▶ _Data shown_:
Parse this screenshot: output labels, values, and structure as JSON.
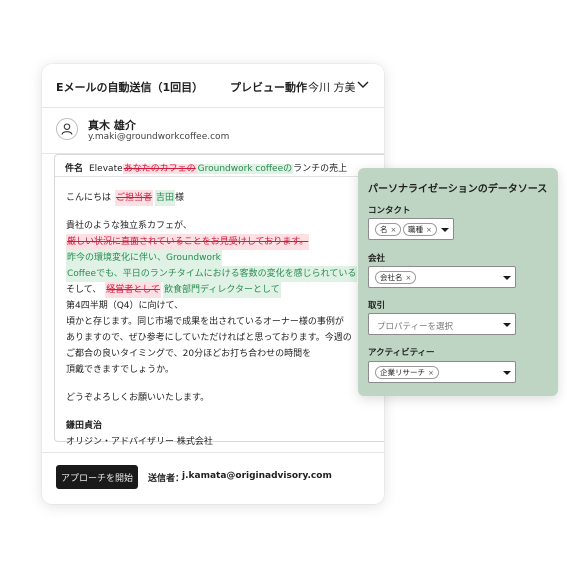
{
  "header": {
    "title": "Eメールの自動送信（1回目）",
    "preview_label": "プレビュー動作",
    "preview_user": "今川 方美"
  },
  "sender": {
    "name": "真木 雄介",
    "email": "y.maki@groundworkcoffee.com"
  },
  "email": {
    "subject_label": "件名",
    "subject_prefix": "Elevate",
    "subject_deleted": "あなたのカフェの",
    "subject_inserted": "Groundwork coffeeの",
    "subject_suffix": "ランチの売上",
    "greeting_prefix": "こんにちは",
    "greeting_deleted": "ご担当者",
    "greeting_inserted": "吉田",
    "greeting_suffix": "様",
    "p1_line1": "貴社のような独立系カフェが、",
    "p1_deleted": "厳しい状況に直面されていることをお見受けしております。",
    "p1_inserted_1": "昨今の環境変化に伴い、Groundwork",
    "p1_inserted_2": "Coffeeでも、平日のランチタイムにおける客数の変化を感じられている",
    "p2_prefix": "そして、",
    "p2_deleted": "経営者として",
    "p2_inserted": "飲食部門ディレクターとして",
    "p2_line2": "第4四半期（Q4）に向けて、",
    "p3_line1": "頃かと存じます。同じ市場で成果を出されているオーナー様の事例が",
    "p3_line2": "ありますので、ぜひ参考にしていただければと思っております。今週の",
    "p3_line3": "ご都合の良いタイミングで、20分ほどお打ち合わせの時間を",
    "p3_line4": "頂戴できますでしょうか。",
    "closing": "どうぞよろしくお願いいたします。",
    "sig_name": "鎌田貞治",
    "sig_company": "オリジン・アドバイザリー 株式会社"
  },
  "footer": {
    "approach_button": "アプローチを開始",
    "sender_label": "送信者：",
    "sender_address": "j.kamata@originadvisory.com"
  },
  "panel": {
    "title": "パーソナライゼーションのデータソース",
    "contact_label": "コンタクト",
    "contact_chips": [
      "名",
      "職種"
    ],
    "company_label": "会社",
    "company_chips": [
      "会社名"
    ],
    "deal_label": "取引",
    "deal_placeholder": "プロパティーを選択",
    "activity_label": "アクティビティー",
    "activity_chips": [
      "企業リサーチ"
    ]
  },
  "colors": {
    "deleted_bg": "#fde0e4",
    "deleted_text": "#d21a3c",
    "inserted_bg": "#dff2e5",
    "inserted_text": "#2c8a52",
    "panel_bg": "#bfd5c3",
    "button_bg": "#1a1a1a"
  },
  "icons": {
    "avatar": "person-icon",
    "chevron": "chevron-down-icon",
    "chip_remove": "close-icon",
    "dropdown": "caret-down-icon"
  }
}
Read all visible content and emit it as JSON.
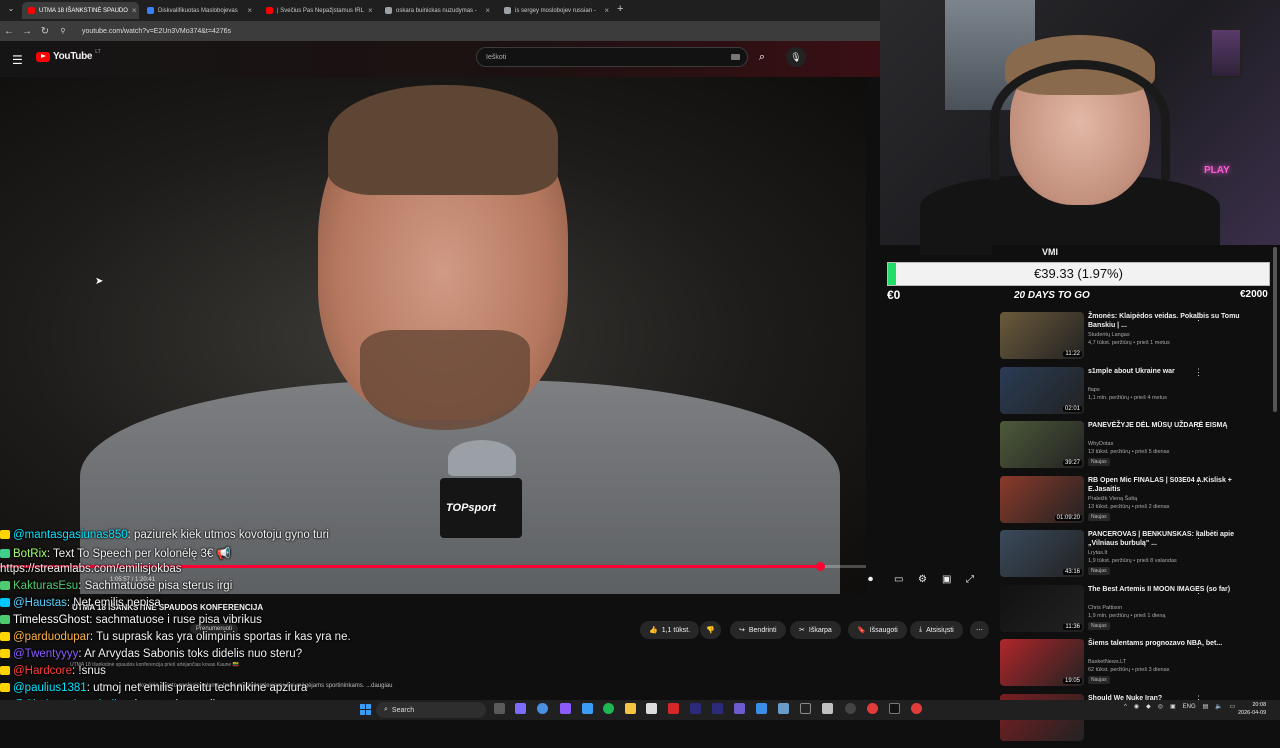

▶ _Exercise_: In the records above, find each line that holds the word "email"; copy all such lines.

▶ _Written solution_:
    "email": "y.maki@groundworkcoffee.com"
  "email": {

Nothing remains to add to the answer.